    I wrote my first song when I was 14. It was a melodramatic song in A minor that only teenage angst can produce. It wasn't very good, but you gotta start somewhere right? I do still have the piece of paper I wrote it on. I keep it in a box tucked in behind my high school diploma. Generally, I'm an inspiration driven song-writer… when the mood strikes. I keep something on hand to record on in case an idea pops in my head. As a dad these days, I often have to schedule my songwriting. I can usually come up with something during a scheduled time like that.

Chris Simmons on stage

   I dig all kinds of music and I like to write all kinds of songs. I site a wide range of inspirations. Clapton, Croce.. too many to list. I'd like to give the Bee Gees a mention. They existed into the disco era which was a kind of a lull for great music in the opinion of many… but if you really listen to them, I think you have to agree that they are wonderfully crafted songs. Lionel Richie is also one of my favorites. I was pleased to read somewhere that he also likes to write his songs predominantly when inspiration strikes, like me.. and he's from Alabama too!  ..Of course Leon Russell. There's a great song-writer. 
   I had moved to Texas and to start a band. I wasn't making enough money to pay the band very well so one of my guys, Zach Baker, started working for a booking agency for some extra cash. He became Leon's exclusive booking agent for 6 or 7 years. After I moved away from Austin, he called and asked if I would like to audition for Leon. I had to decline.  At that time I was in Los Angeles. I had committed to stay with my band for at least one year. I very much wanted to audition, but it didn't feel right to just jump out because a better opportunity had come up.  I almost instantly regretted the decision… but luckily, I got a second chance.  After I moved back to Alabama, the phone rang again. I couldn't say "YES PLEASE!" fast enough.
    In my time with Leon Russell, I experienced and learned so much!  I traveled the United States, Canada, Europe, New Zealand and Australia. He co-wrote two songs with me.. one on each of my blues CD's. He even sang on one of them. He let me play a solo song during his show every night and he let me sell my CD's at his shows.  He didn't have to do any of that. He really helped me to start to make a name for myself and get my music into the hands and ears of people who obviously like good music! …and don't forget the Freddie King guitar!  I'll never tire of telling people about Leon.
   Music is a necessary part of life to me, like air and water.  I love to hear it and I love to create it and perform it.  I plan to write songs and play music for as long as I'm alive… and also get lots of new guitars.

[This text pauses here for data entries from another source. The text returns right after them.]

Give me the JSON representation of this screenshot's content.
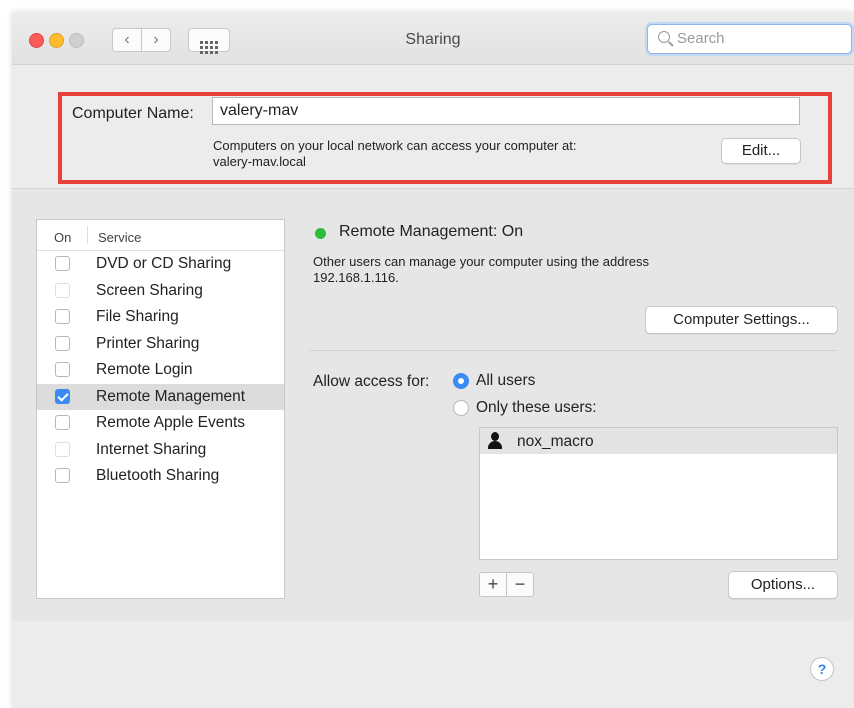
{
  "window": {
    "title": "Sharing"
  },
  "toolbar": {
    "back_glyph": "‹",
    "forward_glyph": "›",
    "search_placeholder": "Search",
    "icons": [
      "back-icon",
      "forward-icon",
      "show-all-grid-icon",
      "search-icon"
    ]
  },
  "computer_name": {
    "label": "Computer Name:",
    "value": "valery-mav",
    "help_line1": "Computers on your local network can access your computer at:",
    "help_line2": "valery-mav.local",
    "edit_label": "Edit...",
    "highlight_color": "#e8403b"
  },
  "services": {
    "col_on": "On",
    "col_service": "Service",
    "items": [
      {
        "label": "DVD or CD Sharing",
        "checked": false
      },
      {
        "label": "Screen Sharing",
        "checked": false
      },
      {
        "label": "File Sharing",
        "checked": false
      },
      {
        "label": "Printer Sharing",
        "checked": false
      },
      {
        "label": "Remote Login",
        "checked": false
      },
      {
        "label": "Remote Management",
        "checked": true,
        "selected": true
      },
      {
        "label": "Remote Apple Events",
        "checked": false
      },
      {
        "label": "Internet Sharing",
        "checked": false
      },
      {
        "label": "Bluetooth Sharing",
        "checked": false
      }
    ]
  },
  "detail": {
    "status": "Remote Management: On",
    "status_color": "#2ebd3b",
    "desc_line1": "Other users can manage your computer using the address",
    "desc_line2": "192.168.1.116.",
    "computer_settings_label": "Computer Settings...",
    "access_label": "Allow access for:",
    "radio_all": "All users",
    "radio_only": "Only these users:",
    "selected_radio": "All users",
    "users": [
      "nox_macro"
    ],
    "plus": "+",
    "minus": "−",
    "options_label": "Options...",
    "help": "?"
  },
  "colors": {
    "accent": "#3b8af5"
  }
}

Chris Simmons

Chris Simmons performing Robert Johnson's ''Walking Blues''.

Chris Simmons performing an acoustic version of his own ''Farewell For Now'' from his album Hallelujah Man.

Chris Simmons is a guitarist, singer and songwriter, who has released three albums to date. He spent five years as the guitarist in Leon Russell's band. Chris tours a lot, not in the least with his band Royal Blue. Find out more HERE.